# Available data

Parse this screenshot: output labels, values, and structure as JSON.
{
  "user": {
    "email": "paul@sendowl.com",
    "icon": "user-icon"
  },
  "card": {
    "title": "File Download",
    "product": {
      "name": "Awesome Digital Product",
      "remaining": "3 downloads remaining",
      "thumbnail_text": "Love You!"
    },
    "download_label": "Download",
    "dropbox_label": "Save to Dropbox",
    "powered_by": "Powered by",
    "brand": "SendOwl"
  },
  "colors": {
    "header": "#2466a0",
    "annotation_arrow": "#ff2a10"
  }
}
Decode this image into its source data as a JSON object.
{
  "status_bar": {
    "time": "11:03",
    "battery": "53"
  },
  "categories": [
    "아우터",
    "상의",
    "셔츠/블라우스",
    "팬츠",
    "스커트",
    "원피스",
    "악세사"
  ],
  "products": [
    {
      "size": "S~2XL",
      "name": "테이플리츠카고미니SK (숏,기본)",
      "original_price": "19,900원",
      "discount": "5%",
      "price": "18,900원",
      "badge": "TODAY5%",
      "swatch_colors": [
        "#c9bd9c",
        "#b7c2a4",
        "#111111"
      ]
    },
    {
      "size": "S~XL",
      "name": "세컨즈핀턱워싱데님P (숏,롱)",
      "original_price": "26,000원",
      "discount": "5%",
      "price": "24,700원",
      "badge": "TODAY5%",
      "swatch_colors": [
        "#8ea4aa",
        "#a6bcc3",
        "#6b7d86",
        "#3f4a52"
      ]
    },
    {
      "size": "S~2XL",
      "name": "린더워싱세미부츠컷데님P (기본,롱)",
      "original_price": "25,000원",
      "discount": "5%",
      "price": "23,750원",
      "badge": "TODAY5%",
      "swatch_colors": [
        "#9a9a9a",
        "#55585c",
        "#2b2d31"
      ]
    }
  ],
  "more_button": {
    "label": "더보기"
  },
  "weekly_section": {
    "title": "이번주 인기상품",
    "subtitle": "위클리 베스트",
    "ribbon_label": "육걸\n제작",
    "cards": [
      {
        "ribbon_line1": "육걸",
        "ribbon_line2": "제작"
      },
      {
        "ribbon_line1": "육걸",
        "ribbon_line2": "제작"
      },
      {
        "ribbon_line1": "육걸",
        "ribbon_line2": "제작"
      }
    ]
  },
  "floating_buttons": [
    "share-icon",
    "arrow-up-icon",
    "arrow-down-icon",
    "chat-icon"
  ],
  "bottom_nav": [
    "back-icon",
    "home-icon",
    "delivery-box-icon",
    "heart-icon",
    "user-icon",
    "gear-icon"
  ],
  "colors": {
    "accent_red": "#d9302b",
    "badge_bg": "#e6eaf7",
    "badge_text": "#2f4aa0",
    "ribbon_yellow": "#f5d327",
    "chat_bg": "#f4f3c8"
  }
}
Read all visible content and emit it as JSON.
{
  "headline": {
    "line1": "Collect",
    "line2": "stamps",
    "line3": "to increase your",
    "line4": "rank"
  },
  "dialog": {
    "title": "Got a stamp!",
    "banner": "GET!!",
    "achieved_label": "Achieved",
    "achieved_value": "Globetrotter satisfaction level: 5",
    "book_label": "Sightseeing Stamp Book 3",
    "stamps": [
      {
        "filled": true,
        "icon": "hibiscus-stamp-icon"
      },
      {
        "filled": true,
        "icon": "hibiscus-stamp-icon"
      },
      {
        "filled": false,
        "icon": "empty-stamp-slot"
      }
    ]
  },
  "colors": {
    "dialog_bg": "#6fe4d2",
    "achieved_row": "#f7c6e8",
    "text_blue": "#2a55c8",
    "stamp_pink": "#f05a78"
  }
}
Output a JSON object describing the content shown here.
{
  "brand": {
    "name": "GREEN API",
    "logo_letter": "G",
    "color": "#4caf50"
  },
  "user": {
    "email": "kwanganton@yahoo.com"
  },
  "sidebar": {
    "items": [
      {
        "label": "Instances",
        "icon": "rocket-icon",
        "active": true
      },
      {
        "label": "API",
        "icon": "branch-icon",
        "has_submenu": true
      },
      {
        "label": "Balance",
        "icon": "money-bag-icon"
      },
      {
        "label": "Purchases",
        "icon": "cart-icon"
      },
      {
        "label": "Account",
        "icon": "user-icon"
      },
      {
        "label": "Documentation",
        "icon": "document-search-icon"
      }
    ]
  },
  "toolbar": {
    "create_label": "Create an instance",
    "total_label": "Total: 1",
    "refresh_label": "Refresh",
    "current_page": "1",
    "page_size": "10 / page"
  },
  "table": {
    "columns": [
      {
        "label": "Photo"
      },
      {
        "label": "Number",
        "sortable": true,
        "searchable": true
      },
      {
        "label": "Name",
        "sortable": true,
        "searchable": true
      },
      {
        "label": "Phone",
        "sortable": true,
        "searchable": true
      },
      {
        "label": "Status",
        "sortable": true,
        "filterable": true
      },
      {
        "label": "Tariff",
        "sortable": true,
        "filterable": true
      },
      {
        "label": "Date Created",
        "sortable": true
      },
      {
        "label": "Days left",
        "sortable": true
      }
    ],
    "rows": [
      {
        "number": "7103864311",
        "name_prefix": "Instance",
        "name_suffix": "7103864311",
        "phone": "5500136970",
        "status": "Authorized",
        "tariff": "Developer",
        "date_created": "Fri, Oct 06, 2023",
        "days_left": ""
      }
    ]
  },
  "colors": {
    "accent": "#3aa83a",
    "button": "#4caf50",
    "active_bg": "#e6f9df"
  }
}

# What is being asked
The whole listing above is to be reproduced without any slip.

# Solution to this task
Parse this screenshot: output labels, values, and structure as JSON.
{
  "user": {
    "email": "paul@sendowl.com",
    "icon": "user-icon"
  },
  "card": {
    "title": "File Download",
    "product": {
      "name": "Awesome Digital Product",
      "remaining": "3 downloads remaining",
      "thumbnail_text": "Love You!"
    },
    "download_label": "Download",
    "dropbox_label": "Save to Dropbox",
    "powered_by": "Powered by",
    "brand": "SendOwl"
  },
  "colors": {
    "header": "#2466a0",
    "annotation_arrow": "#ff2a10"
  }
}
Decode this image into its source data as a JSON object.
{
  "status_bar": {
    "time": "11:03",
    "battery": "53"
  },
  "categories": [
    "아우터",
    "상의",
    "셔츠/블라우스",
    "팬츠",
    "스커트",
    "원피스",
    "악세사"
  ],
  "products": [
    {
      "size": "S~2XL",
      "name": "테이플리츠카고미니SK (숏,기본)",
      "original_price": "19,900원",
      "discount": "5%",
      "price": "18,900원",
      "badge": "TODAY5%",
      "swatch_colors": [
        "#c9bd9c",
        "#b7c2a4",
        "#111111"
      ]
    },
    {
      "size": "S~XL",
      "name": "세컨즈핀턱워싱데님P (숏,롱)",
      "original_price": "26,000원",
      "discount": "5%",
      "price": "24,700원",
      "badge": "TODAY5%",
      "swatch_colors": [
        "#8ea4aa",
        "#a6bcc3",
        "#6b7d86",
        "#3f4a52"
      ]
    },
    {
      "size": "S~2XL",
      "name": "린더워싱세미부츠컷데님P (기본,롱)",
      "original_price": "25,000원",
      "discount": "5%",
      "price": "23,750원",
      "badge": "TODAY5%",
      "swatch_colors": [
        "#9a9a9a",
        "#55585c",
        "#2b2d31"
      ]
    }
  ],
  "more_button": {
    "label": "더보기"
  },
  "weekly_section": {
    "title": "이번주 인기상품",
    "subtitle": "위클리 베스트",
    "ribbon_label": "육걸\n제작",
    "cards": [
      {
        "ribbon_line1": "육걸",
        "ribbon_line2": "제작"
      },
      {
        "ribbon_line1": "육걸",
        "ribbon_line2": "제작"
      },
      {
        "ribbon_line1": "육걸",
        "ribbon_line2": "제작"
      }
    ]
  },
  "floating_buttons": [
    "share-icon",
    "arrow-up-icon",
    "arrow-down-icon",
    "chat-icon"
  ],
  "bottom_nav": [
    "back-icon",
    "home-icon",
    "delivery-box-icon",
    "heart-icon",
    "user-icon",
    "gear-icon"
  ],
  "colors": {
    "accent_red": "#d9302b",
    "badge_bg": "#e6eaf7",
    "badge_text": "#2f4aa0",
    "ribbon_yellow": "#f5d327",
    "chat_bg": "#f4f3c8"
  }
}
Read all visible content and emit it as JSON.
{
  "headline": {
    "line1": "Collect",
    "line2": "stamps",
    "line3": "to increase your",
    "line4": "rank"
  },
  "dialog": {
    "title": "Got a stamp!",
    "banner": "GET!!",
    "achieved_label": "Achieved",
    "achieved_value": "Globetrotter satisfaction level: 5",
    "book_label": "Sightseeing Stamp Book 3",
    "stamps": [
      {
        "filled": true,
        "icon": "hibiscus-stamp-icon"
      },
      {
        "filled": true,
        "icon": "hibiscus-stamp-icon"
      },
      {
        "filled": false,
        "icon": "empty-stamp-slot"
      }
    ]
  },
  "colors": {
    "dialog_bg": "#6fe4d2",
    "achieved_row": "#f7c6e8",
    "text_blue": "#2a55c8",
    "stamp_pink": "#f05a78"
  }
}
Output a JSON object describing the content shown here.
{
  "brand": {
    "name": "GREEN API",
    "logo_letter": "G",
    "color": "#4caf50"
  },
  "user": {
    "email": "kwanganton@yahoo.com"
  },
  "sidebar": {
    "items": [
      {
        "label": "Instances",
        "icon": "rocket-icon",
        "active": true
      },
      {
        "label": "API",
        "icon": "branch-icon",
        "has_submenu": true
      },
      {
        "label": "Balance",
        "icon": "money-bag-icon"
      },
      {
        "label": "Purchases",
        "icon": "cart-icon"
      },
      {
        "label": "Account",
        "icon": "user-icon"
      },
      {
        "label": "Documentation",
        "icon": "document-search-icon"
      }
    ]
  },
  "toolbar": {
    "create_label": "Create an instance",
    "total_label": "Total: 1",
    "refresh_label": "Refresh",
    "current_page": "1",
    "page_size": "10 / page"
  },
  "table": {
    "columns": [
      {
        "label": "Photo"
      },
      {
        "label": "Number",
        "sortable": true,
        "searchable": true
      },
      {
        "label": "Name",
        "sortable": true,
        "searchable": true
      },
      {
        "label": "Phone",
        "sortable": true,
        "searchable": true
      },
      {
        "label": "Status",
        "sortable": true,
        "filterable": true
      },
      {
        "label": "Tariff",
        "sortable": true,
        "filterable": true
      },
      {
        "label": "Date Created",
        "sortable": true
      },
      {
        "label": "Days left",
        "sortable": true
      }
    ],
    "rows": [
      {
        "number": "7103864311",
        "name_prefix": "Instance",
        "name_suffix": "7103864311",
        "phone": "5500136970",
        "status": "Authorized",
        "tariff": "Developer",
        "date_created": "Fri, Oct 06, 2023",
        "days_left": ""
      }
    ]
  },
  "colors": {
    "accent": "#3aa83a",
    "button": "#4caf50",
    "active_bg": "#e6f9df"
  }
}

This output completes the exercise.